• What to work on: Copy every line that holds the string "бронювання" from the data below.

• Entries shown:
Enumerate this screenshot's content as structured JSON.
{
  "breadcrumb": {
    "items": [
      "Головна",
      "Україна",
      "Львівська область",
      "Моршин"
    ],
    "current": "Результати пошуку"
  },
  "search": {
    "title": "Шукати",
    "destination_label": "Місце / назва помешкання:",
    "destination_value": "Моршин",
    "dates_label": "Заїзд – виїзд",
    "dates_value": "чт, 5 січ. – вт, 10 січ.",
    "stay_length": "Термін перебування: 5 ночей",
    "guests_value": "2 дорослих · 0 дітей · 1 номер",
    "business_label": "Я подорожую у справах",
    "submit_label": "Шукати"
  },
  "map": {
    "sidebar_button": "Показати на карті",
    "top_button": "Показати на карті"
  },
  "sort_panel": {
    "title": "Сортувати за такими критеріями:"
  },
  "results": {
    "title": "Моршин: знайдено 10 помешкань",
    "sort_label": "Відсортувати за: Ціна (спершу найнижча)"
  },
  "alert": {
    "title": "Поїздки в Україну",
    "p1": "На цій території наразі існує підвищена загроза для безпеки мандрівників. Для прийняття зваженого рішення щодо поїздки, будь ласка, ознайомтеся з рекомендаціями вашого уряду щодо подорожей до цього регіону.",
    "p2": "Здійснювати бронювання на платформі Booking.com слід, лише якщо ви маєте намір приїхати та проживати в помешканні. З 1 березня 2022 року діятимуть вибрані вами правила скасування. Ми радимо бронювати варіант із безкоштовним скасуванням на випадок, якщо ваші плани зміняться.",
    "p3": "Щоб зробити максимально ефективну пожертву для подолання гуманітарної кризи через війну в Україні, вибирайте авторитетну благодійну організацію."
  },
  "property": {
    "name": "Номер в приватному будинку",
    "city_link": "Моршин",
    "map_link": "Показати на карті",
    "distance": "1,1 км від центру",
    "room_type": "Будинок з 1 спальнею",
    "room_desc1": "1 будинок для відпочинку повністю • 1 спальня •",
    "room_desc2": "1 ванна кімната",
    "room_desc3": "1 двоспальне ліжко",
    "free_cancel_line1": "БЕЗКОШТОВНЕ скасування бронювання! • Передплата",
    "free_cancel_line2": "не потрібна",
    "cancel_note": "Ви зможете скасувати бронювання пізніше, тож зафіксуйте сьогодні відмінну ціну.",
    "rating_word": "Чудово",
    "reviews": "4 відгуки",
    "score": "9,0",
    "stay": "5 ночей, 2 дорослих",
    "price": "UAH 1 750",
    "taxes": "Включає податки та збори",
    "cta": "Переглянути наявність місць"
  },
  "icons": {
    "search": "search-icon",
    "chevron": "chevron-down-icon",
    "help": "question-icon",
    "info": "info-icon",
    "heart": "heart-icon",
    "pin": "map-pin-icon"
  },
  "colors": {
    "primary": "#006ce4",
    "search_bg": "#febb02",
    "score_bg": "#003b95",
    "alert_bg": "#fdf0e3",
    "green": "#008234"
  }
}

• Exercise result:
    "p2": "Здійснювати бронювання на платформі Booking.com слід, лише якщо ви маєте намір приїхати та проживати в помешканні. З 1 березня 2022 року діятимуть вибрані вами правила скасування. Ми радимо бронювати варіант із безкоштовним скасуванням на випадок, якщо ваші плани зміняться.",
    "free_cancel_line1": "БЕЗКОШТОВНЕ скасування бронювання! • Передплата",
    "cancel_note": "Ви зможете скасувати бронювання пізніше, тож зафіксуйте сьогодні відмінну ціну.",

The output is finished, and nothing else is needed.